Josling, P. (2001). Preventing the common cold with a garlic supplement: A double-blind, placebo-controlled survey. Advances in Therapy, 18(4), 189–193. doi:10.1007/bf02850113

Lissiman, E., Bhasale, A. L., & Cohen, M. (2014). Garlic for the common cold. Cochrane Database of Systematic Reviews(Issue 11), article CD006206. doi:10.1002/14651858.CD006206.pub4

Nantz, M. P., Rowe, C. A., Muller, C. E., Creasy, R. A., Stanilka, J. M., & Percival, S. S. (2012). Supplementation with aged garlic extract improves both NK and γδ-T cell function and reduces the severity of cold and flu symptoms: A randomized, double-blind, placebo-controlled nutrition intervention. Clinical Nutrition, 31(3), 337–344. doi:10.1016/j.clnu.2011.11.019
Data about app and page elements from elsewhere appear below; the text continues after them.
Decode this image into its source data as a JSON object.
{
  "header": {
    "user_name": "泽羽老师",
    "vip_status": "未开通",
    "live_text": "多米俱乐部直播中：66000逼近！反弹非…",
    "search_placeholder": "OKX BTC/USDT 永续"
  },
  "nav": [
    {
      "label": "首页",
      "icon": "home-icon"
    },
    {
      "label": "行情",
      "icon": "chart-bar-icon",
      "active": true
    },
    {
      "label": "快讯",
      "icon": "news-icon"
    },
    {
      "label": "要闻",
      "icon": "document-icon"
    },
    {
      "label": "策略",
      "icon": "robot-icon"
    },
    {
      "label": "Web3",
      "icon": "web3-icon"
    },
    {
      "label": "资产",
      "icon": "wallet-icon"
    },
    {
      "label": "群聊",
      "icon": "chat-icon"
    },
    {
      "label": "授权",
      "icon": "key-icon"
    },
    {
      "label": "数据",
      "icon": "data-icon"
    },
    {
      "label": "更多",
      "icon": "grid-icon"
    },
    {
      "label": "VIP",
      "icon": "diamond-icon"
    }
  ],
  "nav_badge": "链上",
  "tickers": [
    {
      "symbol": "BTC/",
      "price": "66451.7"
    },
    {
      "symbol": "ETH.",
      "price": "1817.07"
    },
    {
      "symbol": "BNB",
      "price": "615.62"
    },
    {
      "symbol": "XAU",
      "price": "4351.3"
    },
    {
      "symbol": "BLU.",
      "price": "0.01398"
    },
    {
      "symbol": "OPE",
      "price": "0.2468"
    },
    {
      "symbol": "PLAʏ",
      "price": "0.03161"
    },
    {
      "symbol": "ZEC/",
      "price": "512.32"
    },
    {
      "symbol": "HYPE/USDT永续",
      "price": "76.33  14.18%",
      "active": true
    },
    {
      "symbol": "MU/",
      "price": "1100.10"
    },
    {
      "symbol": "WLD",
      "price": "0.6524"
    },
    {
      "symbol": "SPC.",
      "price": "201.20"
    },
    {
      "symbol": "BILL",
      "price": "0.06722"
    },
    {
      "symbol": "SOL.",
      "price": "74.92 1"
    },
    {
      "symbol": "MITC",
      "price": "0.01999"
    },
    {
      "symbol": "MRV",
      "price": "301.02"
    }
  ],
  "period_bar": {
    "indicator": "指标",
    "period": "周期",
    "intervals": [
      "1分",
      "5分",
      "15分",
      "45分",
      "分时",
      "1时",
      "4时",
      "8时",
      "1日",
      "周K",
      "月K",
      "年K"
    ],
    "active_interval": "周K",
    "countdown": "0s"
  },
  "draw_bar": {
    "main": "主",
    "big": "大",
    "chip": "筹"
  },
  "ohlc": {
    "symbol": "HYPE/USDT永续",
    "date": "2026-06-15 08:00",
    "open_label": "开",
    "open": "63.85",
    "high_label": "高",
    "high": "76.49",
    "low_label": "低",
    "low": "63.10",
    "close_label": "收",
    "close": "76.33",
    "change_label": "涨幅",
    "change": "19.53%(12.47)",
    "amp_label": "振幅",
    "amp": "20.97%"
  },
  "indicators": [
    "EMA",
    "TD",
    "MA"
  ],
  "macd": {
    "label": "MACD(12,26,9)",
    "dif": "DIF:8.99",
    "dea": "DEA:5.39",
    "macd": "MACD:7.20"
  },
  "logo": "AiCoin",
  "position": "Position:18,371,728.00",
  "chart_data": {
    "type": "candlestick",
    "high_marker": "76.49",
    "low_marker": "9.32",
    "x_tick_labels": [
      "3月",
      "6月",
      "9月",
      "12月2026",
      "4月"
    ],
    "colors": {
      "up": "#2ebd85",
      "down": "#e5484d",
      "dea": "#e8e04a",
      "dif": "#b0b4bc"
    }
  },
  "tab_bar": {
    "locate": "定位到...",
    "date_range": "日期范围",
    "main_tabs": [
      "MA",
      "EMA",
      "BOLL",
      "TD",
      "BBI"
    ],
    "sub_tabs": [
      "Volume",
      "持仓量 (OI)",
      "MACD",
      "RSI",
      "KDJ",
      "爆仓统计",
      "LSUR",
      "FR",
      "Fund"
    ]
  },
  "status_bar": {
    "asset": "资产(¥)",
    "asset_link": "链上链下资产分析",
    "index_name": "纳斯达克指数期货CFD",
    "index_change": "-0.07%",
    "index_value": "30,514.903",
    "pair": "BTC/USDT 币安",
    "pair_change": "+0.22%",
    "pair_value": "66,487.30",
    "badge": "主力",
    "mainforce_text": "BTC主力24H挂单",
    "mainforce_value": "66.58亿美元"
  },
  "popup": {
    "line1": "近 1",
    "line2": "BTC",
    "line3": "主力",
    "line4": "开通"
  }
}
Percival, S. S. (2016). Aged garlic extract modifies human immunity. The Journal of Nutrition, 146(2), 433S–436S. doi:10.3945/jn.115.210427